Currently, the challenge is in the “Ideas” phase where they are crowdsourcing ideas from innovators around the world. Ideas should reduce food waste, be innovative, human-centered, think big and smart and focus on relationships. After an iterative refinement phase, top ideas from the challenge will be evaluated by challenge sponsors (including the Rockefeller Foundation), an advisory panel and other collaborators. Additionally, the Closed Loop Foundation will offer $25,000 to qualifying Top Ideas and fast-track them for consideration of additional funding as part of their Food Waste Innovation and Solution Search.
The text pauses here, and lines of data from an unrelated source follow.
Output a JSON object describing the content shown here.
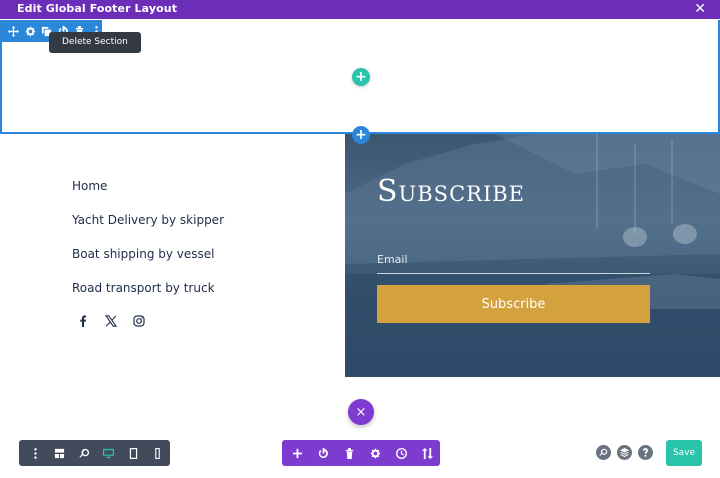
{
  "window": {
    "title": "Edit Global Footer Layout",
    "close_icon": "close-icon",
    "accent_color": "#6c2eb9"
  },
  "section_toolbar": {
    "items": [
      "move-icon",
      "gear-icon",
      "duplicate-icon",
      "power-icon",
      "trash-icon",
      "more-icon"
    ],
    "tooltip": "Delete Section",
    "color": "#2b87da"
  },
  "builder": {
    "add_row_icon": "+",
    "add_section_icon": "+",
    "add_row_color": "#29c4a9"
  },
  "footer": {
    "nav": [
      "Home",
      "Yacht Delivery by skipper",
      "Boat shipping by vessel",
      "Road transport by truck"
    ],
    "socials": [
      "facebook-icon",
      "x-icon",
      "instagram-icon"
    ]
  },
  "subscribe": {
    "title": "Subscribe",
    "email_placeholder": "Email",
    "button_label": "Subscribe",
    "button_color": "#d4a23c"
  },
  "fab": {
    "close_glyph": "×",
    "color": "#7e3bd0"
  },
  "bottom_left_toolbar": {
    "items": [
      "menu-dots-icon",
      "wireframe-icon",
      "zoom-icon",
      "desktop-icon",
      "tablet-icon",
      "phone-icon"
    ],
    "active": "desktop-icon"
  },
  "bottom_center_toolbar": {
    "items": [
      "add-icon",
      "power-icon",
      "trash-icon",
      "gear-icon",
      "history-icon",
      "portability-icon"
    ],
    "color": "#7e3bd0"
  },
  "bottom_right": {
    "items": [
      "search-icon",
      "layers-icon",
      "help-icon"
    ],
    "save_label": "Save",
    "save_color": "#29c4a9"
  }
}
In the first month of research a number of interesting themes emerged:
1) Spark Waste Movements: Around the world, social innovators are organizing their communities at a local level. How can design support innovators to scale their interventions?
– Activate local communities
– Create food-share networks for local communities
2) Waste Means Business: Food waste is being repurposed as business opportunities. How might we support new business ventures around repurposing food waste?
[See our story on Chef Dan Barber’s fine dining popup wastED]
– Repurpose scraps to create new foods
– Re-imagine throwaways as business opportunities
Kosuke Araki transforms food waste into tableware
3) Change Our Ways: How might design help us re-imagine our personal relationship with food to adopt a more frugal mindset around eating?
– Challenge social norms surrounding food waste
– Portion control
4) Share Your Meal: Every effort to reduce food waste also creates opportunities to fight hunger. How to collect and redistribute surplus food to tackle food insecurity?
– Share a meal with someone in need
5) Set the Bar: Reducing food waste starts with defining what good waste management looks like. How might we develop new benchmarks and measurement tools to help companies improve their waste management practices?
– If you can measure it you can improve it
– Incentivize business to cut back on waste
6) Storage and Packaging: Modern day consumer packaging and in-home refrigeration have increased shelf-life of foods but lowered awareness of buying only what we can eat. How can we design smarter consumer packaging and storage methods?
– rethink consumer packaging of food
[See our story on Original Unverpakt, a packaging-free grocer in Berlin]
– Reimagine how produce is stored at home
[See our story on Lund University’s food storage solutions for tomorrow]
7) Explore New Ways: The boundaries of waste managment are being pushed by emerging technologies and processes. How might we incorporate new trends and technologies to re-imagine new possibilities for reducing food waste?
– Build on emerging trends to prevent waste
– Design unique experiences to raise awareness
It’s not too late to enter your ideas for consideration. The Ideas phase of the OpenIDEO Food Waste challenge ends September 16th.